> **What this task involves**
Each entry has to be reproduced in full, exactly as given.

Data records for software interfaces

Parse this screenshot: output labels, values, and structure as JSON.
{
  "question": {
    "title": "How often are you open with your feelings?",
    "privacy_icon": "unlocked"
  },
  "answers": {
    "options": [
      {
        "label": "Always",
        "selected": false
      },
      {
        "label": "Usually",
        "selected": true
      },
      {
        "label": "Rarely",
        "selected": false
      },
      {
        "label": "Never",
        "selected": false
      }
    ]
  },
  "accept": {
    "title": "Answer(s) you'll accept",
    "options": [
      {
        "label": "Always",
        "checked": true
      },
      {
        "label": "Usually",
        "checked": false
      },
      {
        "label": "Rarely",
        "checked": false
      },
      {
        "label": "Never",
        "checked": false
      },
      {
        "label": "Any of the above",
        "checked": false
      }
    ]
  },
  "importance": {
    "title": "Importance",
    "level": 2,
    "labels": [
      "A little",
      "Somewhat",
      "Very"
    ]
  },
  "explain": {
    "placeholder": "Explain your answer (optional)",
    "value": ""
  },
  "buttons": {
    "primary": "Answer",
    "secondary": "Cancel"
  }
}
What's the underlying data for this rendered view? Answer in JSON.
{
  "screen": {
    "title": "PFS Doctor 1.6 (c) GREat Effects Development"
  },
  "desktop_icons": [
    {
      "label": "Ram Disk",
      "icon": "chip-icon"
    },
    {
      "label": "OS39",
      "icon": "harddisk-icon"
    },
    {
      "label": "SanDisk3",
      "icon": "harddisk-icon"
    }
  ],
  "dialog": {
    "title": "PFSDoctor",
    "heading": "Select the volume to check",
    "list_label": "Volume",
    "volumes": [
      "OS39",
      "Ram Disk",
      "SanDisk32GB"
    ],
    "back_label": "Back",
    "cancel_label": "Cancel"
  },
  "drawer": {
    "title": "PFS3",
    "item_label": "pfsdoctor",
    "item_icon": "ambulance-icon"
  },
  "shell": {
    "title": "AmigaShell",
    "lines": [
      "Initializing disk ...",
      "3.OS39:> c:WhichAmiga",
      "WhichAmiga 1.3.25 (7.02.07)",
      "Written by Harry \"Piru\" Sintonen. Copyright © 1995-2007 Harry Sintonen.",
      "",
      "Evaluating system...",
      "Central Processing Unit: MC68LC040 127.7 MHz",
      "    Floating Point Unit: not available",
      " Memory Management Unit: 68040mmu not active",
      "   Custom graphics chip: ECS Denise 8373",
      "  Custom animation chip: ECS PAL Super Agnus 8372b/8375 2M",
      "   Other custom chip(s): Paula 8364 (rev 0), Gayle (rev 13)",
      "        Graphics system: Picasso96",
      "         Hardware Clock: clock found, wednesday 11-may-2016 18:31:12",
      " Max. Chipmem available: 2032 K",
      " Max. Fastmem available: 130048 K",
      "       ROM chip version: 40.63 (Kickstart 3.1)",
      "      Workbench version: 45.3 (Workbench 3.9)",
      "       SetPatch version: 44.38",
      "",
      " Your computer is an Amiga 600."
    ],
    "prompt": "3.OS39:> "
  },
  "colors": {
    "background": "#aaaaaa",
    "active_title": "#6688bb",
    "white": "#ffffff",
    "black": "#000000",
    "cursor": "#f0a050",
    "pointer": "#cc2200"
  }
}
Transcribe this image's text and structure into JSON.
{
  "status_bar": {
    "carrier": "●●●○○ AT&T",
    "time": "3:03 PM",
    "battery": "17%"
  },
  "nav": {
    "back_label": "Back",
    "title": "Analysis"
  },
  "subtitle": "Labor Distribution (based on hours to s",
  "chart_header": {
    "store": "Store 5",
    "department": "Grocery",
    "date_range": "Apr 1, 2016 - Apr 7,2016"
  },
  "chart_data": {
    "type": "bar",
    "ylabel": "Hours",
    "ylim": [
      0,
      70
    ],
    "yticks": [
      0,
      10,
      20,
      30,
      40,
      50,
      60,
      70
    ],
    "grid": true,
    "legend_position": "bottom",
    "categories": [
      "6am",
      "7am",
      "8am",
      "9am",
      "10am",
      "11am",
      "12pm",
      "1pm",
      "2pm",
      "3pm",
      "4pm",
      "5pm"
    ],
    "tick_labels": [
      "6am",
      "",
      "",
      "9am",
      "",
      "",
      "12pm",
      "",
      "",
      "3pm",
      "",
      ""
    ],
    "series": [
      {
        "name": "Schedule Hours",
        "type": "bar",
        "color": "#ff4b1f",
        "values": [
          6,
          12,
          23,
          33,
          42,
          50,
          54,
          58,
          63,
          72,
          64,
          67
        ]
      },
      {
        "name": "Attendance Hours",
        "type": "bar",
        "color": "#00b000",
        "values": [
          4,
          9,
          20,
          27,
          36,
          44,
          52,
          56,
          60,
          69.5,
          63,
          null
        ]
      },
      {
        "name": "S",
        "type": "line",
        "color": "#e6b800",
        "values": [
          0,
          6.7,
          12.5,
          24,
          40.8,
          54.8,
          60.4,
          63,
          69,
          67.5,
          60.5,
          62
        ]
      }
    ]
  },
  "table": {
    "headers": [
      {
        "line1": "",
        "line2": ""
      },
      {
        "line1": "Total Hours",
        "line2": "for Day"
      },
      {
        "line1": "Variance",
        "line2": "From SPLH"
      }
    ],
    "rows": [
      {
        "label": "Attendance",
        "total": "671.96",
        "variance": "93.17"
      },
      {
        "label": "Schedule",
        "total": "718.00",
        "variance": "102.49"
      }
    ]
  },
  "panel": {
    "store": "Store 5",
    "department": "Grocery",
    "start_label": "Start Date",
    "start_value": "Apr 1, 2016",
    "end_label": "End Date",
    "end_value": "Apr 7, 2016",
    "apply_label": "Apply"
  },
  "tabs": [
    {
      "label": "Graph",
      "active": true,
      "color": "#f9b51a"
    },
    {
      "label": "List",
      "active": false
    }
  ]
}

> **Result**
Parse this screenshot: output labels, values, and structure as JSON.
{
  "question": {
    "title": "How often are you open with your feelings?",
    "privacy_icon": "unlocked"
  },
  "answers": {
    "options": [
      {
        "label": "Always",
        "selected": false
      },
      {
        "label": "Usually",
        "selected": true
      },
      {
        "label": "Rarely",
        "selected": false
      },
      {
        "label": "Never",
        "selected": false
      }
    ]
  },
  "accept": {
    "title": "Answer(s) you'll accept",
    "options": [
      {
        "label": "Always",
        "checked": true
      },
      {
        "label": "Usually",
        "checked": false
      },
      {
        "label": "Rarely",
        "checked": false
      },
      {
        "label": "Never",
        "checked": false
      },
      {
        "label": "Any of the above",
        "checked": false
      }
    ]
  },
  "importance": {
    "title": "Importance",
    "level": 2,
    "labels": [
      "A little",
      "Somewhat",
      "Very"
    ]
  },
  "explain": {
    "placeholder": "Explain your answer (optional)",
    "value": ""
  },
  "buttons": {
    "primary": "Answer",
    "secondary": "Cancel"
  }
}
What's the underlying data for this rendered view? Answer in JSON.
{
  "screen": {
    "title": "PFS Doctor 1.6 (c) GREat Effects Development"
  },
  "desktop_icons": [
    {
      "label": "Ram Disk",
      "icon": "chip-icon"
    },
    {
      "label": "OS39",
      "icon": "harddisk-icon"
    },
    {
      "label": "SanDisk3",
      "icon": "harddisk-icon"
    }
  ],
  "dialog": {
    "title": "PFSDoctor",
    "heading": "Select the volume to check",
    "list_label": "Volume",
    "volumes": [
      "OS39",
      "Ram Disk",
      "SanDisk32GB"
    ],
    "back_label": "Back",
    "cancel_label": "Cancel"
  },
  "drawer": {
    "title": "PFS3",
    "item_label": "pfsdoctor",
    "item_icon": "ambulance-icon"
  },
  "shell": {
    "title": "AmigaShell",
    "lines": [
      "Initializing disk ...",
      "3.OS39:> c:WhichAmiga",
      "WhichAmiga 1.3.25 (7.02.07)",
      "Written by Harry \"Piru\" Sintonen. Copyright © 1995-2007 Harry Sintonen.",
      "",
      "Evaluating system...",
      "Central Processing Unit: MC68LC040 127.7 MHz",
      "    Floating Point Unit: not available",
      " Memory Management Unit: 68040mmu not active",
      "   Custom graphics chip: ECS Denise 8373",
      "  Custom animation chip: ECS PAL Super Agnus 8372b/8375 2M",
      "   Other custom chip(s): Paula 8364 (rev 0), Gayle (rev 13)",
      "        Graphics system: Picasso96",
      "         Hardware Clock: clock found, wednesday 11-may-2016 18:31:12",
      " Max. Chipmem available: 2032 K",
      " Max. Fastmem available: 130048 K",
      "       ROM chip version: 40.63 (Kickstart 3.1)",
      "      Workbench version: 45.3 (Workbench 3.9)",
      "       SetPatch version: 44.38",
      "",
      " Your computer is an Amiga 600."
    ],
    "prompt": "3.OS39:> "
  },
  "colors": {
    "background": "#aaaaaa",
    "active_title": "#6688bb",
    "white": "#ffffff",
    "black": "#000000",
    "cursor": "#f0a050",
    "pointer": "#cc2200"
  }
}
Transcribe this image's text and structure into JSON.
{
  "status_bar": {
    "carrier": "●●●○○ AT&T",
    "time": "3:03 PM",
    "battery": "17%"
  },
  "nav": {
    "back_label": "Back",
    "title": "Analysis"
  },
  "subtitle": "Labor Distribution (based on hours to s",
  "chart_header": {
    "store": "Store 5",
    "department": "Grocery",
    "date_range": "Apr 1, 2016 - Apr 7,2016"
  },
  "chart_data": {
    "type": "bar",
    "ylabel": "Hours",
    "ylim": [
      0,
      70
    ],
    "yticks": [
      0,
      10,
      20,
      30,
      40,
      50,
      60,
      70
    ],
    "grid": true,
    "legend_position": "bottom",
    "categories": [
      "6am",
      "7am",
      "8am",
      "9am",
      "10am",
      "11am",
      "12pm",
      "1pm",
      "2pm",
      "3pm",
      "4pm",
      "5pm"
    ],
    "tick_labels": [
      "6am",
      "",
      "",
      "9am",
      "",
      "",
      "12pm",
      "",
      "",
      "3pm",
      "",
      ""
    ],
    "series": [
      {
        "name": "Schedule Hours",
        "type": "bar",
        "color": "#ff4b1f",
        "values": [
          6,
          12,
          23,
          33,
          42,
          50,
          54,
          58,
          63,
          72,
          64,
          67
        ]
      },
      {
        "name": "Attendance Hours",
        "type": "bar",
        "color": "#00b000",
        "values": [
          4,
          9,
          20,
          27,
          36,
          44,
          52,
          56,
          60,
          69.5,
          63,
          null
        ]
      },
      {
        "name": "S",
        "type": "line",
        "color": "#e6b800",
        "values": [
          0,
          6.7,
          12.5,
          24,
          40.8,
          54.8,
          60.4,
          63,
          69,
          67.5,
          60.5,
          62
        ]
      }
    ]
  },
  "table": {
    "headers": [
      {
        "line1": "",
        "line2": ""
      },
      {
        "line1": "Total Hours",
        "line2": "for Day"
      },
      {
        "line1": "Variance",
        "line2": "From SPLH"
      }
    ],
    "rows": [
      {
        "label": "Attendance",
        "total": "671.96",
        "variance": "93.17"
      },
      {
        "label": "Schedule",
        "total": "718.00",
        "variance": "102.49"
      }
    ]
  },
  "panel": {
    "store": "Store 5",
    "department": "Grocery",
    "start_label": "Start Date",
    "start_value": "Apr 1, 2016",
    "end_label": "End Date",
    "end_value": "Apr 7, 2016",
    "apply_label": "Apply"
  },
  "tabs": [
    {
      "label": "Graph",
      "active": true,
      "color": "#f9b51a"
    },
    {
      "label": "List",
      "active": false
    }
  ]
}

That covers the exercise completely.